TASK STATEMENT |
Each line below that carries the string "name" must appear in the answer.

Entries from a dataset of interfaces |
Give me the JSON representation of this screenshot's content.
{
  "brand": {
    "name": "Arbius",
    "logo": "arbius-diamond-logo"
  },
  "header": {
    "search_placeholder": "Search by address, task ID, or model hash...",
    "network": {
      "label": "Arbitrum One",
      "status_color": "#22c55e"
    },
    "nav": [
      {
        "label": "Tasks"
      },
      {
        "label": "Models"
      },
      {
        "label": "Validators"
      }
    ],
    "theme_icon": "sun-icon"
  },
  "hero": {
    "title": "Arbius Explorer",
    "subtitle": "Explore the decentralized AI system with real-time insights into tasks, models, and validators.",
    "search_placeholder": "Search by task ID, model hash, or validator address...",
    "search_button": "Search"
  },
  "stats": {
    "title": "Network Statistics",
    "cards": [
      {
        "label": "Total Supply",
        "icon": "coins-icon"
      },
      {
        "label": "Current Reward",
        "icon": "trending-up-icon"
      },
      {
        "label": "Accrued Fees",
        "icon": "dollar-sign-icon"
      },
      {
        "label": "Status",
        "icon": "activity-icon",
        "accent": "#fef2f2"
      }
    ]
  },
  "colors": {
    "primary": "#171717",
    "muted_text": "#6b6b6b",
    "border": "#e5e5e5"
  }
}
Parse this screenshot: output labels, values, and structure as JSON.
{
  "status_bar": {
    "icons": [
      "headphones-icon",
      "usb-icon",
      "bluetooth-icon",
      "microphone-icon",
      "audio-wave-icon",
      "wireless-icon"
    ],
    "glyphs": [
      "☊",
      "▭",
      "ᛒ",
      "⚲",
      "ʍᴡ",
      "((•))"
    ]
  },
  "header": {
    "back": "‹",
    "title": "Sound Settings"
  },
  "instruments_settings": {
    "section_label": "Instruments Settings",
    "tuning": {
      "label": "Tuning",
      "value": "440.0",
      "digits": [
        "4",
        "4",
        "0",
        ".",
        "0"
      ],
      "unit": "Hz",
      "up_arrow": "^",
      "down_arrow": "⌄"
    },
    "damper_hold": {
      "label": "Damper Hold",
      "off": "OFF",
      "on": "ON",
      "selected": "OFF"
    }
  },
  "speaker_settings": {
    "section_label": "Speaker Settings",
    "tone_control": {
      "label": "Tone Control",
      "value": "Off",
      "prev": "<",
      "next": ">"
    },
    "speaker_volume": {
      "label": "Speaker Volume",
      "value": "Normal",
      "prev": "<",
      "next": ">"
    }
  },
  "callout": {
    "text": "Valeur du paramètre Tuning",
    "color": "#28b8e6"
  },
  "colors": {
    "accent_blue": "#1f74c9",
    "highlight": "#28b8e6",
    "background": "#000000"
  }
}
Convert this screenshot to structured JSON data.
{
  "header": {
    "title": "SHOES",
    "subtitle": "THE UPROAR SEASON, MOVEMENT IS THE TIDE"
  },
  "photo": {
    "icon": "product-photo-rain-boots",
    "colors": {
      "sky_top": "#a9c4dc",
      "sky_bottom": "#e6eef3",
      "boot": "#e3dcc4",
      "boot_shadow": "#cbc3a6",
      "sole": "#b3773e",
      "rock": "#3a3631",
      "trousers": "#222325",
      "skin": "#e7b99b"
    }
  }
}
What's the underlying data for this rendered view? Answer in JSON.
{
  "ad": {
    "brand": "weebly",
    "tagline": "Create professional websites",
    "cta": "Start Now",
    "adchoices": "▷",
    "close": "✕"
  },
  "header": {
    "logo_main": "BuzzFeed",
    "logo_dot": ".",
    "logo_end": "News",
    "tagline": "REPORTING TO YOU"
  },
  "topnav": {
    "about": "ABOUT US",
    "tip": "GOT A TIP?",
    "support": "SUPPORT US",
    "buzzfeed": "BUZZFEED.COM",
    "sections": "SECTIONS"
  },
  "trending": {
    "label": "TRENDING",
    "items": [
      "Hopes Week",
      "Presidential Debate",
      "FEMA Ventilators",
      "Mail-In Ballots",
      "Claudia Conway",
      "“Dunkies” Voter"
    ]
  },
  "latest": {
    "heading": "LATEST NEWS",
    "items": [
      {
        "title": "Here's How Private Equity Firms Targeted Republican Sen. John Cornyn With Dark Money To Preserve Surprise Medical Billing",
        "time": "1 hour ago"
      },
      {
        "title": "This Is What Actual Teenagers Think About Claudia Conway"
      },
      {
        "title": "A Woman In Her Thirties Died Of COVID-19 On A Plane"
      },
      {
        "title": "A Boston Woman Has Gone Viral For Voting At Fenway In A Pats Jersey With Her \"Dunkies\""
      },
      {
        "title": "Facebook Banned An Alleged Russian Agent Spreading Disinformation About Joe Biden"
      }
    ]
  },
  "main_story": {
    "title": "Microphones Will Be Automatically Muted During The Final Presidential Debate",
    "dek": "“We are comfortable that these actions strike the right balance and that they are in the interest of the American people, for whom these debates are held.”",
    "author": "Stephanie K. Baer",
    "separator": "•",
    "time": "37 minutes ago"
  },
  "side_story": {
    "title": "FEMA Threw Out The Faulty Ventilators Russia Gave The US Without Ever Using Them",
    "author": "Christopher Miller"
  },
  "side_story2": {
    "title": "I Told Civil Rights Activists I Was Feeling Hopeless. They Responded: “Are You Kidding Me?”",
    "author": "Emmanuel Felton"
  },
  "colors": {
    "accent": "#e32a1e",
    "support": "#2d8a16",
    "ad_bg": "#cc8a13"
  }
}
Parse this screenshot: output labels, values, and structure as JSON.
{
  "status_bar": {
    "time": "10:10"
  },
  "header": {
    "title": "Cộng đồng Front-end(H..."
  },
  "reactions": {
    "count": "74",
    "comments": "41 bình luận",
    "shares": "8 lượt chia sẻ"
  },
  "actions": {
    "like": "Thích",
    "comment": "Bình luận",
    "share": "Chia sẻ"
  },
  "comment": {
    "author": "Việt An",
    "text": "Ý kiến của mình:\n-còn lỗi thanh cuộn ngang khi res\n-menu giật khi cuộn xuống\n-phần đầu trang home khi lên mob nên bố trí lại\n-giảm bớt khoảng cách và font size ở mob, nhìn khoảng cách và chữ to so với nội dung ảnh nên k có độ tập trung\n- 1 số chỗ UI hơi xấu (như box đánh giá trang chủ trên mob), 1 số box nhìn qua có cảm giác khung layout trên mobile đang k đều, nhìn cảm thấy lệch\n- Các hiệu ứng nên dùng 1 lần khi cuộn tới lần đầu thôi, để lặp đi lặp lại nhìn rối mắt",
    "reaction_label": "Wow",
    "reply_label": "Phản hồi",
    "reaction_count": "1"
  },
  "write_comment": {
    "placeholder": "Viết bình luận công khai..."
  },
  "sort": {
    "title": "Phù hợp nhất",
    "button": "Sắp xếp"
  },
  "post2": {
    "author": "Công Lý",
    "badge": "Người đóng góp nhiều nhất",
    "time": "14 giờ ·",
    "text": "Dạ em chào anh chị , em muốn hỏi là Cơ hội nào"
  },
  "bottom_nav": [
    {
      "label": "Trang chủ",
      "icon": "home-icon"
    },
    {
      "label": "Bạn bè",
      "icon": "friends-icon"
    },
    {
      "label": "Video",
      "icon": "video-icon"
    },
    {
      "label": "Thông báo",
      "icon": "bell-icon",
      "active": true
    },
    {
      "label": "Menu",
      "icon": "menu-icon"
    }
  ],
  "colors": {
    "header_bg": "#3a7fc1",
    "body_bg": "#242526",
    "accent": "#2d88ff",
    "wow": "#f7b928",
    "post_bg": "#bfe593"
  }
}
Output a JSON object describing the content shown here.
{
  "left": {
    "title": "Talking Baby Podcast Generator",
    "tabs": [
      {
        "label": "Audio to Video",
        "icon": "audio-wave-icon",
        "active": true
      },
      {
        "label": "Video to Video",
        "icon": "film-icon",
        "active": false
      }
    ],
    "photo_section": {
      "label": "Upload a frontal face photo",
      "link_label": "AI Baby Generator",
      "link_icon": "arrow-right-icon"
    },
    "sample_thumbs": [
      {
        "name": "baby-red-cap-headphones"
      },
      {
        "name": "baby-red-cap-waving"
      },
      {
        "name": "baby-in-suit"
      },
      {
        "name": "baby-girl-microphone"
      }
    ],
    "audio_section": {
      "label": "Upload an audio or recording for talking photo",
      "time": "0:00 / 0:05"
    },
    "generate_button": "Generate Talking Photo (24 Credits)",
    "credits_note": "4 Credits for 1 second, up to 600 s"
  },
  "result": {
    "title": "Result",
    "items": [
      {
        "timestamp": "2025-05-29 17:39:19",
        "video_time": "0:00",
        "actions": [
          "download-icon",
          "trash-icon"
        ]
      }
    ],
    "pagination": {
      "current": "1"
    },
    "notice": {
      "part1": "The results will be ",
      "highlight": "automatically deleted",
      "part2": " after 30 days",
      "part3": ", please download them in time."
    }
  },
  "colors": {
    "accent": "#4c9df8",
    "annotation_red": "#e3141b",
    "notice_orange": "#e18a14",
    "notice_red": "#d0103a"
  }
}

EXERCISE SOLUTION |
    "name": "Arbius",
        "name": "baby-red-cap-headphones"
        "name": "baby-red-cap-waving"
        "name": "baby-in-suit"
        "name": "baby-girl-microphone"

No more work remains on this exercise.